> Exercise description
Retype the data that follows, keeping every character the same.

============================================================

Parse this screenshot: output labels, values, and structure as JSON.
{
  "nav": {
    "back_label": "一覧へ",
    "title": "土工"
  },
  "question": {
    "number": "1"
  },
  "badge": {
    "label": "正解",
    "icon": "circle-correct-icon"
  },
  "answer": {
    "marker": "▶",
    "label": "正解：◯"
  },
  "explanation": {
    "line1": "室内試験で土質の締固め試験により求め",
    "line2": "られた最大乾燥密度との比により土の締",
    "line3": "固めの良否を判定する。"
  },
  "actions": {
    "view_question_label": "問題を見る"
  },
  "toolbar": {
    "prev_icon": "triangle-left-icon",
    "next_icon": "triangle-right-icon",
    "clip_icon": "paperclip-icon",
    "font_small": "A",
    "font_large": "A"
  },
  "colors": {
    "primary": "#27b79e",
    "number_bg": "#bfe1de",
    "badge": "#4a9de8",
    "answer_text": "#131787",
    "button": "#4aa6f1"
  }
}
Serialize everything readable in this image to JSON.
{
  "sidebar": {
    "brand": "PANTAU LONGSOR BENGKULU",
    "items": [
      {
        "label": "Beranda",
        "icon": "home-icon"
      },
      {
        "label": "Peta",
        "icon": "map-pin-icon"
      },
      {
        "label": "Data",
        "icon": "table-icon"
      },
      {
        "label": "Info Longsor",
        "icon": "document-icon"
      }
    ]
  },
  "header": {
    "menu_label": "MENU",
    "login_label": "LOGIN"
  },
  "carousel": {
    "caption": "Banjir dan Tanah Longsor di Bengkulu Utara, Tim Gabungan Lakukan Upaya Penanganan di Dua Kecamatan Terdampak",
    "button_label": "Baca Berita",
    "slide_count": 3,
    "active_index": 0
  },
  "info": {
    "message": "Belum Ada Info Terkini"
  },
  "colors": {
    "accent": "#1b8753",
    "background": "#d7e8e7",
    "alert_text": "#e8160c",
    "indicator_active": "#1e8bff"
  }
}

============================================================

> Final answer
Parse this screenshot: output labels, values, and structure as JSON.
{
  "nav": {
    "back_label": "一覧へ",
    "title": "土工"
  },
  "question": {
    "number": "1"
  },
  "badge": {
    "label": "正解",
    "icon": "circle-correct-icon"
  },
  "answer": {
    "marker": "▶",
    "label": "正解：◯"
  },
  "explanation": {
    "line1": "室内試験で土質の締固め試験により求め",
    "line2": "られた最大乾燥密度との比により土の締",
    "line3": "固めの良否を判定する。"
  },
  "actions": {
    "view_question_label": "問題を見る"
  },
  "toolbar": {
    "prev_icon": "triangle-left-icon",
    "next_icon": "triangle-right-icon",
    "clip_icon": "paperclip-icon",
    "font_small": "A",
    "font_large": "A"
  },
  "colors": {
    "primary": "#27b79e",
    "number_bg": "#bfe1de",
    "badge": "#4a9de8",
    "answer_text": "#131787",
    "button": "#4aa6f1"
  }
}
Serialize everything readable in this image to JSON.
{
  "sidebar": {
    "brand": "PANTAU LONGSOR BENGKULU",
    "items": [
      {
        "label": "Beranda",
        "icon": "home-icon"
      },
      {
        "label": "Peta",
        "icon": "map-pin-icon"
      },
      {
        "label": "Data",
        "icon": "table-icon"
      },
      {
        "label": "Info Longsor",
        "icon": "document-icon"
      }
    ]
  },
  "header": {
    "menu_label": "MENU",
    "login_label": "LOGIN"
  },
  "carousel": {
    "caption": "Banjir dan Tanah Longsor di Bengkulu Utara, Tim Gabungan Lakukan Upaya Penanganan di Dua Kecamatan Terdampak",
    "button_label": "Baca Berita",
    "slide_count": 3,
    "active_index": 0
  },
  "info": {
    "message": "Belum Ada Info Terkini"
  },
  "colors": {
    "accent": "#1b8753",
    "background": "#d7e8e7",
    "alert_text": "#e8160c",
    "indicator_active": "#1e8bff"
  }
}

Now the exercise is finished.